Knee Pain In Runners
By: Dr. Kate Pratt, PT, DPT
These are two of the most common diagnoses for knee pain among runners. Pain on the side of the knee is often (but not always) related to ITBS, whereas pain on the front of the knee is often (but not always) related to PFPS. These two conditions don’t typically occur simultaneously. Both types of injuries are usually a result of repetitive strain.
Patellofemoral pain syndrome (PFPS)
Patellofemoral pain syndrome (PFPS) is a common diagnosis for knee pain around the knee cap. In many cases if there is absence of an obvious pathology, PFPS will be the given diagnosis. The primary pain in PFPS is mainly in the front of the knee. There is generally no particular tenderness to touch. Pain can increase with both ascending and descending stairs and hills, however ascending is usually worse. Pain typically starts and progresses slowly. Symptoms are typically aggravated by deep squatting, sitting with the knees bent and pain upon rising. Intensity and exact location of pain may fluctuate.
IT Band Syndrome
IT Band syndrome is characterized by pain at the lateral aspect of the knee. Pain primarily in the thigh or hip is not IT Band syndrome. Pain may be felt throughout the knee, however will be most severe on the side. The knee cap will likely be non-tender to touch, however the lateral aspect of the knee near the epicondyle is usually quite sensitive. Symptoms generally increase when descending stairs or hills, and is usually not painful at all during ascending. ITBS typically comes on rather quickly.

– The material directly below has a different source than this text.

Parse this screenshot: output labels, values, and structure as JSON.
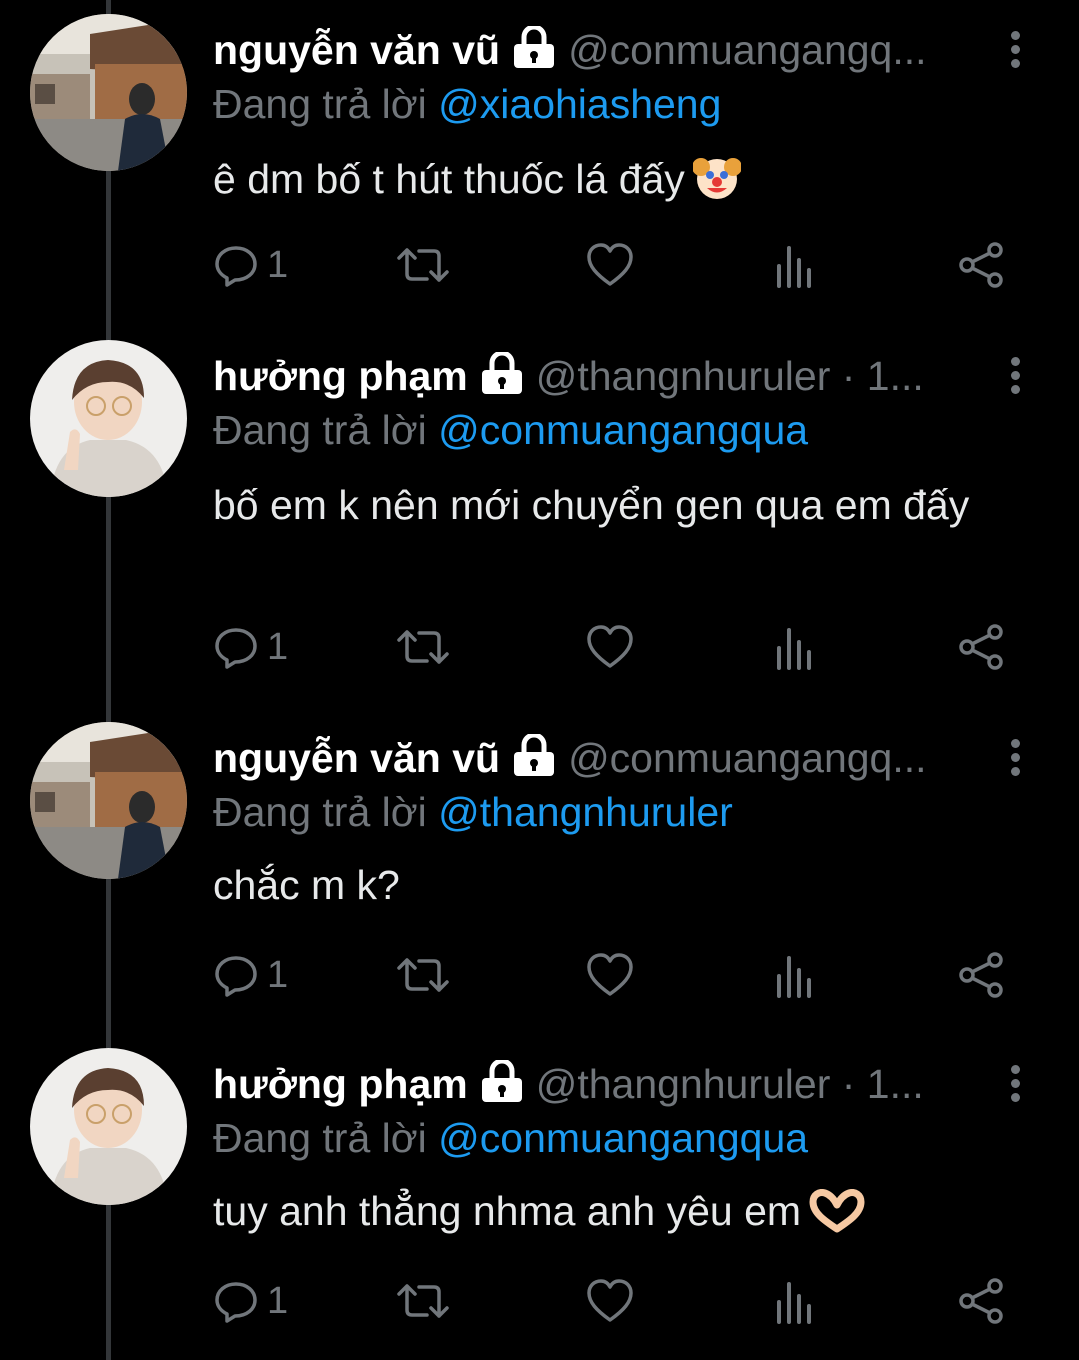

Squatting and sitting (unless for prolonged periods of time) do not usually cause particular aggravation of pain. Symptoms of ITBS are relatively consistent in intensity and location.
Symptoms that are not typically associated with either diagnosis include: locking or instability, swelling, sudden onset indicating traumatic mechanism, throbbing pain in the back of the knee, paresthesia, and pain in the patellar tendon. The physical therapists at Capital Area Physical Therapy & Wellness are fully equipped to help patients get to the root of either diagnosis and help them become pain free starting with a thorough, comprehensive assessment and functional movement screen. We will then create an individual treatment plan created specifically for you to help you reach your goals of maximizing functional gains and returning to full participation in desired activities.
Related Physical Therapy Posts:
- Education on Hip Bursitis (Greater Trochanteric Bursitis)
- Planter Fasciitis in Runners
- Hip and Knee Pain
Contact Our Upstate NY Physical Therapy Clinics
Connect with our experienced staff to discuss how we can help relieve knee pain in runners and athletes. Our PT offices are located in Malta NY (518-289-5242) serving the Saratoga, Ballston Spa, Burnt Hills, Clifton Park region, and Queensbury NY (518-502-1154) clinic serving the Glens Falls, Lake George, Hudson Falls, Fort Edward, Corinth region.